Travis Kalanick: “We had been going to them (Google) really interested in partnering in some fashion. Maybe we could find a way to take our efforts to partner and get to the future faster. And they were generally not receptive.” Photo credit: Reuters
SAN FRANCISCO — Former Uber CEO Travis Kalanick once thought of the company suing Uber as a “big brother.”
In his testimony Wednesday during the trial to hear Google self-driving subsidiary Waymo’s lawsuit accusing Uber of stealing trade secrets, Kalanick said he had repeatedly tried to partner with the search engine giant on an autonomous vehicle ride-hailing service. The former executive said Uber eventually decided to start its own autonomous vehicle development after repeated requests for meetings were ignored.
“We had been going to them really interested in partnering in some fashion,” Kalanick said. “Maybe we could find a way to take our efforts to partner and get to the future faster. And they were generally not receptive.”
Karen Dunn, an attorney from Boies Schiller Flexner representing Uber, showed emails Kalanick received reporting rumors that Google was launching its own robotaxi service. The former executive said he repeatedly tried to meet with the tech giant, which had invested in Uber in 2013, to partner on the service.
In 2015, Uber acquired a robotics startup formed by Carnegie Mellon University researchers, launching its Advanced Technologies Center in Pittsburgh focused on the development of autonomous vehicles.
Google, which had publicly begun its own self-driving research in 2014, was “unpumped,” Kalanick said.
“Larry [Page, CEO of Google parent company Alphabet] was fairly upset with us for acquiringthe CMU team and starting autonomous vehicles for ourselves,” the former Uber executive said. “He got all angsty and said, ‘Why are you doing my thing?’ ”
Before the acquisition, Kalanick said Google and Uber’s relationship had been positive, describing Uber as the “little brother” who wanted more time from Google “than they may have been willing to give.”
He added that the relationship continued to sour after Uber acquired former Google engineer Anthony Levandowski’s startup, Otto, in August 2016. Kalanick said Page called him in October 2016, accusing him of taking Google’s people and intellectual property, though he did not specifically mention Levandowski or the trade secrets disputed in the current lawsuit.

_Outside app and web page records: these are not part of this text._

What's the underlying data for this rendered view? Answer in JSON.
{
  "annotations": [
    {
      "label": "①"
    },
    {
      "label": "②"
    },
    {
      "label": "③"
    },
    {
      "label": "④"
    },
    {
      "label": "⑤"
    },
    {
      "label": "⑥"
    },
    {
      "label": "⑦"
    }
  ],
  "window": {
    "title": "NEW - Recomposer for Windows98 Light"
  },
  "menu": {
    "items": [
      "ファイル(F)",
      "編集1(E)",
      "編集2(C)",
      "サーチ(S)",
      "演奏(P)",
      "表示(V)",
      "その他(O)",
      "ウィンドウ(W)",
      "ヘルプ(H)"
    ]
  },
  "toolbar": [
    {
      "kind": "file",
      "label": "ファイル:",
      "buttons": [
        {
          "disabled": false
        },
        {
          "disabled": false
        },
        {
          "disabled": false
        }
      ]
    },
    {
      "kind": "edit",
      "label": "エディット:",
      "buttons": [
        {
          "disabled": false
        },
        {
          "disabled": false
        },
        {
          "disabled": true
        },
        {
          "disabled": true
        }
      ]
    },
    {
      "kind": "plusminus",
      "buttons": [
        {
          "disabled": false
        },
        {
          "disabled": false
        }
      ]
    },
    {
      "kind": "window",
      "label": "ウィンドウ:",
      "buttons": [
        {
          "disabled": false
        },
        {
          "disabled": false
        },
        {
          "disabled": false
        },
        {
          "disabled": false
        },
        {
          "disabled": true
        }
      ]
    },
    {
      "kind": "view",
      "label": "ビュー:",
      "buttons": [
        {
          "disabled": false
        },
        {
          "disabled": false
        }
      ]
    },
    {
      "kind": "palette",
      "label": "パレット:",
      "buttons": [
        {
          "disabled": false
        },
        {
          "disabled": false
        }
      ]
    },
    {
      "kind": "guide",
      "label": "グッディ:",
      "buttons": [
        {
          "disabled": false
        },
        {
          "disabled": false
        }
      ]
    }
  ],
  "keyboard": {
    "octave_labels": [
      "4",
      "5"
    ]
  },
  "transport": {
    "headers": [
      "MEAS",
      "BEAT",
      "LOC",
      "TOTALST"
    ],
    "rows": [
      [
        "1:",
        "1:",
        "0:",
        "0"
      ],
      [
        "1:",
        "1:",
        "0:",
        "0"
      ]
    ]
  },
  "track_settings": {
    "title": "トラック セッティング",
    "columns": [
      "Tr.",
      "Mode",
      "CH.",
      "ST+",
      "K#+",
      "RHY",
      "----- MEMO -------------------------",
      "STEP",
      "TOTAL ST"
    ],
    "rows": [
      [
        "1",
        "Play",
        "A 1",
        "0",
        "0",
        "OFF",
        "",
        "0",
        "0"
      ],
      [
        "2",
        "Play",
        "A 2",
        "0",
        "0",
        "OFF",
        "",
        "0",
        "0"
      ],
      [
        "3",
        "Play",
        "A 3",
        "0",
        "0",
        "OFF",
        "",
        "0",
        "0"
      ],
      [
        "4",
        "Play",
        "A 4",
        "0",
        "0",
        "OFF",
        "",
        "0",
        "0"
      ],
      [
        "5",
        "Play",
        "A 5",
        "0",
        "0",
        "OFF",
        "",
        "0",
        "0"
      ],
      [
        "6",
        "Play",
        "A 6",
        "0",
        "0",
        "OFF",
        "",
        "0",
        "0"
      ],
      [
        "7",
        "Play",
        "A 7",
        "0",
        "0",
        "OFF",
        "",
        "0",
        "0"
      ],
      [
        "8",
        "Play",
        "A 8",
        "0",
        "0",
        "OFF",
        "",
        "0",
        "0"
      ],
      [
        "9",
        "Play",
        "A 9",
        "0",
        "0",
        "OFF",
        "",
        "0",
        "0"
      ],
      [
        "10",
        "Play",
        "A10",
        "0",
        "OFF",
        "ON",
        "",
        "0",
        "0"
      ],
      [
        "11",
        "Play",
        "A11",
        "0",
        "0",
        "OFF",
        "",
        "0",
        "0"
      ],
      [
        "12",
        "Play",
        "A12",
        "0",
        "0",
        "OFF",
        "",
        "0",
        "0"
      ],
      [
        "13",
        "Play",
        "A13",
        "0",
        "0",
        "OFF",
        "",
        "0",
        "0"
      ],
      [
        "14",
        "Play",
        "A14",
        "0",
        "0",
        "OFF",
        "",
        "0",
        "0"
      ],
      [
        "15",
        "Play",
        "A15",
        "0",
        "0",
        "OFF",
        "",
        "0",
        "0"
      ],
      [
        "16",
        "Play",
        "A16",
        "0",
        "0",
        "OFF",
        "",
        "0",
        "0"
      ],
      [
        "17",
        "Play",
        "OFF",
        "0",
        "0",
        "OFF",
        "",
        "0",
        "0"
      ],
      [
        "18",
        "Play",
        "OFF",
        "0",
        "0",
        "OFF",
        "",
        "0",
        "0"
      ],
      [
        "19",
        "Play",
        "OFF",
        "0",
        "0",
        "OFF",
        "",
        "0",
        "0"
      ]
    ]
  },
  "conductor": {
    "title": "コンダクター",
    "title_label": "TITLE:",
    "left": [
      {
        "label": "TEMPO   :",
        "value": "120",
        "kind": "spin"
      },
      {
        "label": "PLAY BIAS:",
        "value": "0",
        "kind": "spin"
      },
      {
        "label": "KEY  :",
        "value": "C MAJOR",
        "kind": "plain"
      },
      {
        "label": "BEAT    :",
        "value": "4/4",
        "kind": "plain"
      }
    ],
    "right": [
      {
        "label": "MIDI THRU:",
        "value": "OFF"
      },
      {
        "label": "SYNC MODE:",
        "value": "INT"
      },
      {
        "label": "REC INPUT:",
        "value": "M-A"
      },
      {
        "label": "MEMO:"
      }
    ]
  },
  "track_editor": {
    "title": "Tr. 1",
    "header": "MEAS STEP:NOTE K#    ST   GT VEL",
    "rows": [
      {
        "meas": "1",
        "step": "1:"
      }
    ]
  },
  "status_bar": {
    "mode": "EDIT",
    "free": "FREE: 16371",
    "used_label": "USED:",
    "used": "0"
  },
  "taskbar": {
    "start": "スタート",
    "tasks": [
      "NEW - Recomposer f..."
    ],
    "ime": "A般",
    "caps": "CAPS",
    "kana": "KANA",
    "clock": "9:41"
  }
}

Kalanick also explained the bellicose language detailed in former Uber manager John Bares’ notes. He described “cheat codes” as “elegant solutions to problems that haven’t been thought of before,” such as the sensors equipped on Tesla vehicles collecting data to improve the automaker’s self-driving software.